> [Records to process]

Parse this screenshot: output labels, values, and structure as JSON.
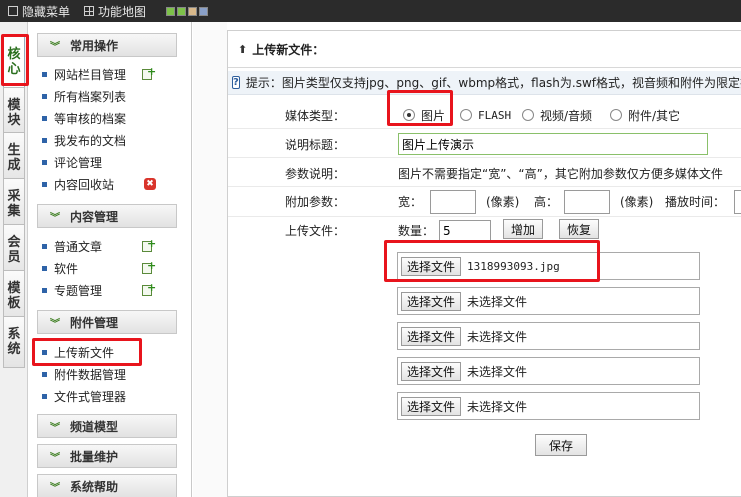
{
  "topbar": {
    "hide_menu": "隐藏菜单",
    "func_map": "功能地图",
    "swatches": [
      "#7ec24a",
      "#7ec24a",
      "#d8b88a",
      "#8aa0c8"
    ]
  },
  "vtabs": [
    {
      "line1": "核",
      "line2": "心"
    },
    {
      "line1": "模",
      "line2": "块"
    },
    {
      "line1": "生",
      "line2": "成"
    },
    {
      "line1": "采",
      "line2": "集"
    },
    {
      "line1": "会",
      "line2": "员"
    },
    {
      "line1": "模",
      "line2": "板"
    },
    {
      "line1": "系",
      "line2": "统"
    }
  ],
  "menu": {
    "common": {
      "title": "常用操作",
      "items": [
        "网站栏目管理",
        "所有档案列表",
        "等审核的档案",
        "我发布的文档",
        "评论管理",
        "内容回收站"
      ]
    },
    "content": {
      "title": "内容管理",
      "items": [
        "普通文章",
        "软件",
        "专题管理"
      ]
    },
    "attach": {
      "title": "附件管理",
      "items": [
        "上传新文件",
        "附件数据管理",
        "文件式管理器"
      ]
    },
    "channel": {
      "title": "频道模型"
    },
    "batch": {
      "title": "批量维护"
    },
    "help": {
      "title": "系统帮助"
    }
  },
  "main": {
    "title": "上传新文件：",
    "tip": "提示：图片类型仅支持jpg、png、gif、wbmp格式，flash为.swf格式，视音频和附件为限定扩",
    "media_label": "媒体类型：",
    "media_options": [
      "图片",
      "FLASH",
      "视频/音频",
      "附件/其它"
    ],
    "caption_label": "说明标题：",
    "caption_value": "图片上传演示",
    "param_label": "参数说明：",
    "param_text": "图片不需要指定“宽”、“高”，其它附加参数仅方便多媒体文件",
    "extra_label": "附加参数：",
    "width_label": "宽：",
    "width_unit": "(像素)",
    "height_label": "高：",
    "height_unit": "(像素)",
    "playtime_label": "播放时间：",
    "upload_label": "上传文件：",
    "count_label": "数量：",
    "count_value": "5",
    "add_button": "增加",
    "restore_button": "恢复",
    "choose_label": "选择文件",
    "files": [
      "1318993093.jpg",
      "未选择文件",
      "未选择文件",
      "未选择文件",
      "未选择文件"
    ],
    "save_button": "保存"
  }
}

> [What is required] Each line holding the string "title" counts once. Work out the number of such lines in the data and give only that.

> [Solved exercise] 7